First, the unemployment rate for men is higher than for women.
Complacency and “general hopelessness” have been blamed for the failure of young British men as research reveals that underperformance in school and university is now creeping into their working lives. A report published today by the Higher Education Policy Institute thinktank says male graduates are far more likely to be unemployed than their female counterparts.
Figures show that the economic downturn caused an increase in graduate unemployment from 11.1% at the end of 2008 to 14% by the end of last year. But when the figures are broken down by sex a stark picture emerges of 17.2% of young male graduates failing to find jobs compared to 11.2% of women.
[...]Bahram Bekhradnia, the HEPI’s director, spoke of the “general hopelessness of young men”. “The increase in unemployment that occurred between 2008 and 2009 is striking. For those graduates who have not found work it is a personal tragedy – a really bad start to their working lives,” he said.
He pointed to forecasts that suggest women will dominate the professions within 15 years. “That has all sorts of implications for things such as family creation, child-rearing and so on. The situation in some countries is even more extreme. An American woman told a conference I attended of the fury of black American women who found it impossible to form relationships with men of the same race with similar educational attainment because black American males weren’t going to university.
[...]Around half of the difference can be put down to subject choice, but the rest is unaccounted for and could indicate discriminatory forces.
[...]…the underachievement of men in school, university and adulthood is now an international phenomenon and it is one that is being increasingly studied in psychology.
Why are men struggling to find jobs? Well they are not doing very well in school.
- In 2006, the high school dropout rate, which was 1.5 points higher for girls in 1970, was 2 points, or almost 20% higher, for boys (10.3% vs. 8.3%).
- A 2007 study led by James Heckman of the University of Chicago asserted that “the pattern of the decline of high school graduation rates by gender helps to explain the recent increase in male-female college attendance gaps.”
- The gender gap in college attendance for at least the past several years has returned. In late April, Uncle Sam’s Department of Labor told us that after three years of almost equal gender enrollment by high school graduates (2006, 2007, 2008), 202,000 more women than men from the class of 2009 went on to college. Women make up almost 55% of the current year’s freshman class.
The problem is that there are almost no male teachers and also that boys don’t learn well in co-ed classrooms – they get distracted by girls. The curriculum is not suitable for boys, who learn better with different materials that focus more on things that boys like, like wars, guns and adventures. Boys learn better with male teachers and all-male classrooms because they need male role models in order to succeed.
Consider this article on male/female teachers.

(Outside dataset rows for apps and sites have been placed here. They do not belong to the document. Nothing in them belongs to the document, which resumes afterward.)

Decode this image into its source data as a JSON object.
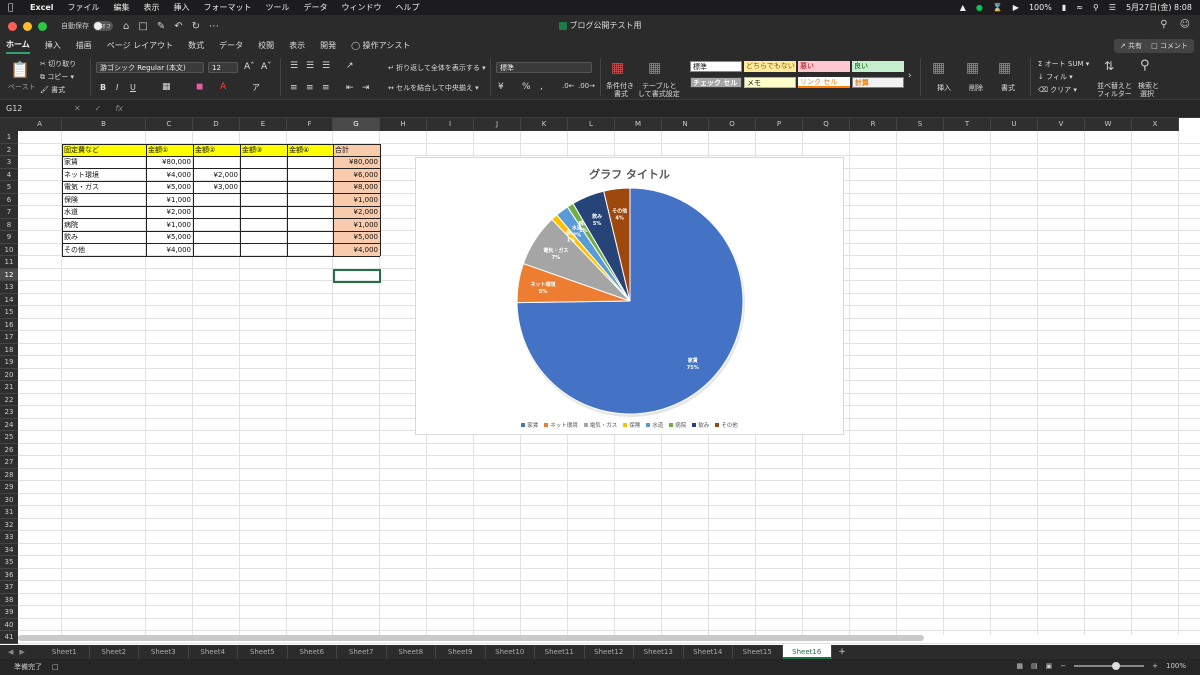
{
  "menubar": {
    "app": "Excel",
    "items": [
      "ファイル",
      "編集",
      "表示",
      "挿入",
      "フォーマット",
      "ツール",
      "データ",
      "ウィンドウ",
      "ヘルプ"
    ],
    "battery": "100%",
    "datetime": "5月27日(金)  8:08"
  },
  "titlebar": {
    "autosave_label": "自動保存",
    "autosave_state": "オフ",
    "doc_title": "ブログ公開テスト用"
  },
  "tabs": {
    "items": [
      "ホーム",
      "挿入",
      "描画",
      "ページ レイアウト",
      "数式",
      "データ",
      "校閲",
      "表示",
      "開発"
    ],
    "assist": "操作アシスト",
    "share": "共有",
    "comment": "コメント"
  },
  "ribbon": {
    "paste": "ペースト",
    "cut": "切り取り",
    "copy": "コピー",
    "format_painter": "書式",
    "font_name": "游ゴシック Regular (本文)",
    "font_size": "12",
    "wrap_text": "折り返して全体を表示する",
    "merge_center": "セルを結合して中央揃え",
    "number_format": "標準",
    "cond_format_1": "条件付き",
    "cond_format_2": "書式",
    "table_format_1": "テーブルと",
    "table_format_2": "して書式設定",
    "styles": {
      "standard": "標準",
      "neutral": "どちらでもない",
      "bad": "悪い",
      "good": "良い",
      "check": "チェック セル",
      "memo": "メモ",
      "link": "リンク セル",
      "calc": "計算"
    },
    "insert": "挿入",
    "delete": "削除",
    "format": "書式",
    "autosum": "オート SUM",
    "fill": "フィル",
    "clear": "クリア",
    "sort_1": "並べ替えと",
    "sort_2": "フィルター",
    "find_1": "検索と",
    "find_2": "選択"
  },
  "formula_bar": {
    "name_box": "G12",
    "fx": "fx",
    "content": ""
  },
  "columns": [
    "A",
    "B",
    "C",
    "D",
    "E",
    "F",
    "G",
    "H",
    "I",
    "J",
    "K",
    "L",
    "M",
    "N",
    "O",
    "P",
    "Q",
    "R",
    "S",
    "T",
    "U",
    "V",
    "W",
    "X"
  ],
  "rows": [
    "1",
    "2",
    "3",
    "4",
    "5",
    "6",
    "7",
    "8",
    "9",
    "10",
    "11",
    "12",
    "13",
    "14",
    "15",
    "16",
    "17",
    "18",
    "19",
    "20",
    "21",
    "22",
    "23",
    "24",
    "25",
    "26",
    "27",
    "28",
    "29",
    "30",
    "31",
    "32",
    "33",
    "34",
    "35",
    "36",
    "37",
    "38",
    "39",
    "40",
    "41"
  ],
  "table": {
    "headers": [
      "固定費など",
      "金額①",
      "金額②",
      "金額③",
      "金額④",
      "合計"
    ],
    "rows": [
      {
        "name": "家賃",
        "c": "¥80,000",
        "d": "",
        "e": "",
        "f": "",
        "g": "¥80,000"
      },
      {
        "name": "ネット環境",
        "c": "¥4,000",
        "d": "¥2,000",
        "e": "",
        "f": "",
        "g": "¥6,000"
      },
      {
        "name": "電気・ガス",
        "c": "¥5,000",
        "d": "¥3,000",
        "e": "",
        "f": "",
        "g": "¥8,000"
      },
      {
        "name": "保険",
        "c": "¥1,000",
        "d": "",
        "e": "",
        "f": "",
        "g": "¥1,000"
      },
      {
        "name": "水道",
        "c": "¥2,000",
        "d": "",
        "e": "",
        "f": "",
        "g": "¥2,000"
      },
      {
        "name": "病院",
        "c": "¥1,000",
        "d": "",
        "e": "",
        "f": "",
        "g": "¥1,000"
      },
      {
        "name": "飲み",
        "c": "¥5,000",
        "d": "",
        "e": "",
        "f": "",
        "g": "¥5,000"
      },
      {
        "name": "その他",
        "c": "¥4,000",
        "d": "",
        "e": "",
        "f": "",
        "g": "¥4,000"
      }
    ]
  },
  "chart_data": {
    "type": "pie",
    "title": "グラフ タイトル",
    "categories": [
      "家賃",
      "ネット環境",
      "電気・ガス",
      "保険",
      "水道",
      "病院",
      "飲み",
      "その他"
    ],
    "values": [
      80000,
      6000,
      8000,
      1000,
      2000,
      1000,
      5000,
      4000
    ],
    "percent_labels": [
      "75%",
      "5%",
      "7%",
      "1%",
      "2%",
      "1%",
      "5%",
      "4%"
    ],
    "colors": [
      "#4472c4",
      "#ed7d31",
      "#a5a5a5",
      "#ffc000",
      "#5b9bd5",
      "#70ad47",
      "#264478",
      "#9e480e"
    ],
    "legend_position": "bottom"
  },
  "sheets": [
    "Sheet1",
    "Sheet2",
    "Sheet3",
    "Sheet4",
    "Sheet5",
    "Sheet6",
    "Sheet7",
    "Sheet8",
    "Sheet9",
    "Sheet10",
    "Sheet11",
    "Sheet12",
    "Sheet13",
    "Sheet14",
    "Sheet15",
    "Sheet16"
  ],
  "active_sheet": "Sheet16",
  "status": {
    "ready": "準備完了",
    "zoom": "100%"
  }
}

The organization MenTeach, a Minnesota organization dedicated to increasing the number of males working with young children, posted a survey on its Web site showing that males constitute less than 20 percent of America’s 2.9 million elementary and middle school teachers. The 2008 survey, based on source data from the Bureau of Labor Statistics, showed even more drastic differences among different grade levels:
- 44 percent of America’s 1.2 million secondary school teachers.

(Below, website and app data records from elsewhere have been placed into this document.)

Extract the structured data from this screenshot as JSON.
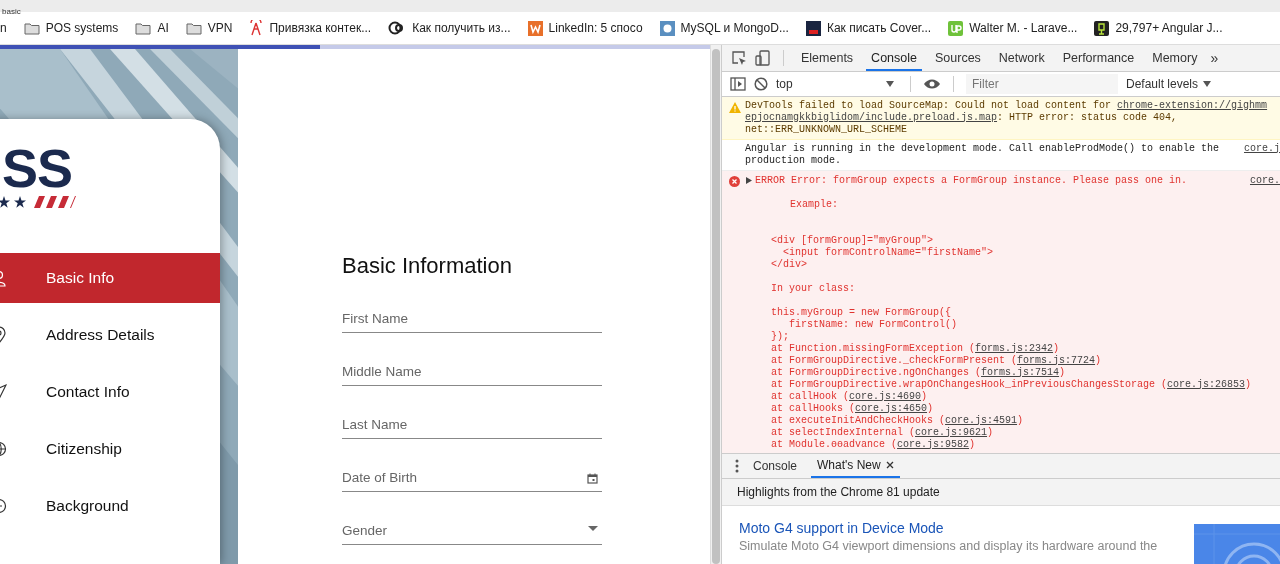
{
  "browser": {
    "tab_title": "basic",
    "bookmarks": [
      {
        "label": "n",
        "kind": "plain"
      },
      {
        "label": "POS systems",
        "kind": "folder"
      },
      {
        "label": "AI",
        "kind": "folder"
      },
      {
        "label": "VPN",
        "kind": "folder"
      },
      {
        "label": "Привязка контек...",
        "kind": "tower"
      },
      {
        "label": "Как получить из...",
        "kind": "ring"
      },
      {
        "label": "LinkedIn: 5 спосо",
        "kind": "w"
      },
      {
        "label": "MySQL и MongoD...",
        "kind": "puzzle"
      },
      {
        "label": "Как писать Cover...",
        "kind": "jff"
      },
      {
        "label": "Walter M. - Larave...",
        "kind": "up"
      },
      {
        "label": "29,797+ Angular J...",
        "kind": "chair"
      }
    ]
  },
  "page": {
    "progress": {
      "level": 0.45
    },
    "sidebar": {
      "logo": "SS",
      "items": [
        {
          "label": "Basic Info",
          "kind": "person",
          "selected": true
        },
        {
          "label": "Address Details",
          "kind": "pin",
          "selected": false
        },
        {
          "label": "Contact Info",
          "kind": "plane",
          "selected": false
        },
        {
          "label": "Citizenship",
          "kind": "globe",
          "selected": false
        },
        {
          "label": "Background",
          "kind": "minus",
          "selected": false
        }
      ]
    },
    "form": {
      "title": "Basic Information",
      "fields": [
        {
          "placeholder": "First Name",
          "kind": "text"
        },
        {
          "placeholder": "Middle Name",
          "kind": "text"
        },
        {
          "placeholder": "Last Name",
          "kind": "text"
        },
        {
          "placeholder": "Date of Birth",
          "kind": "date"
        },
        {
          "placeholder": "Gender",
          "kind": "select"
        }
      ]
    }
  },
  "devtools": {
    "tabs": [
      {
        "label": "Elements",
        "selected": false
      },
      {
        "label": "Console",
        "selected": true
      },
      {
        "label": "Sources",
        "selected": false
      },
      {
        "label": "Network",
        "selected": false
      },
      {
        "label": "Performance",
        "selected": false
      },
      {
        "label": "Memory",
        "selected": false
      }
    ],
    "more": "»",
    "context": "top",
    "filter": {
      "placeholder": "Filter"
    },
    "levels": "Default levels",
    "warning": {
      "lines": [
        [
          {
            "text": "DevTools failed to load SourceMap: Could not load content for ",
            "kind": "text"
          },
          {
            "text": "chrome-extension://gighmm",
            "kind": "link"
          }
        ],
        [
          {
            "text": "epjocnamgkkbiglidom/include.preload.js.map",
            "kind": "link"
          },
          {
            "text": ": HTTP error: status code 404,",
            "kind": "text"
          }
        ],
        [
          {
            "text": "net::ERR_UNKNOWN_URL_SCHEME",
            "kind": "text"
          }
        ]
      ]
    },
    "info": {
      "lines": [
        "Angular is running in the development mode. Call enableProdMode() to enable the",
        "production mode."
      ],
      "source": "core.j"
    },
    "error": {
      "header": "ERROR Error: formGroup expects a FormGroup instance. Please pass one in.",
      "source": "core.",
      "example_label": "Example:",
      "html_example": [
        "<div [formGroup]=\"myGroup\">",
        "  <input formControlName=\"firstName\">",
        "</div>"
      ],
      "class_label": "In your class:",
      "ts_example": [
        "this.myGroup = new FormGroup({",
        "   firstName: new FormControl()",
        "});"
      ],
      "stack": [
        {
          "call": "at Function.missingFormException (",
          "location": "forms.js:2342",
          "tail": ")"
        },
        {
          "call": "at FormGroupDirective._checkFormPresent (",
          "location": "forms.js:7724",
          "tail": ")"
        },
        {
          "call": "at FormGroupDirective.ngOnChanges (",
          "location": "forms.js:7514",
          "tail": ")"
        },
        {
          "call": "at FormGroupDirective.wrapOnChangesHook_inPreviousChangesStorage (",
          "location": "core.js:26853",
          "tail": ")"
        },
        {
          "call": "at callHook (",
          "location": "core.js:4690",
          "tail": ")"
        },
        {
          "call": "at callHooks (",
          "location": "core.js:4650",
          "tail": ")"
        },
        {
          "call": "at executeInitAndCheckHooks (",
          "location": "core.js:4591",
          "tail": ")"
        },
        {
          "call": "at selectIndexInternal (",
          "location": "core.js:9621",
          "tail": ")"
        },
        {
          "call": "at Module.ɵɵadvance (",
          "location": "core.js:9582",
          "tail": ")"
        }
      ]
    },
    "drawer_tabs": [
      {
        "label": "Console",
        "selected": false,
        "closable": false
      },
      {
        "label": "What's New",
        "selected": true,
        "closable": true
      }
    ],
    "whats_new": {
      "heading": "Highlights from the Chrome 81 update",
      "items": [
        {
          "title": "Moto G4 support in Device Mode",
          "description": "Simulate Moto G4 viewport dimensions and display its hardware around the"
        }
      ]
    }
  }
}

- 18.8 percent of America’s 2.9 million elementary and middle school teachers.
- 2.4 percent of America’s 685,000 pre-kindergarten and kindergarten teachers.

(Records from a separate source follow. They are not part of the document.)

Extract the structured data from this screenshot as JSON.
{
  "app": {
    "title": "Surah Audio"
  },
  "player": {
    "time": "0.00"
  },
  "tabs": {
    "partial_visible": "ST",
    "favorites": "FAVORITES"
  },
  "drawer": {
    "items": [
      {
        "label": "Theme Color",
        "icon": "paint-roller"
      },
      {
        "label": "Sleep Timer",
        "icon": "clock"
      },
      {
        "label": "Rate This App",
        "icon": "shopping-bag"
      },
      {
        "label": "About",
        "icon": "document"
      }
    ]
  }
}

Most women want men to be strong husbands and fathers, so they’ll need to make sure that men have jobs. In order for men to have jobs, they’ll want to oppose feminists who discriminate against men in the education system.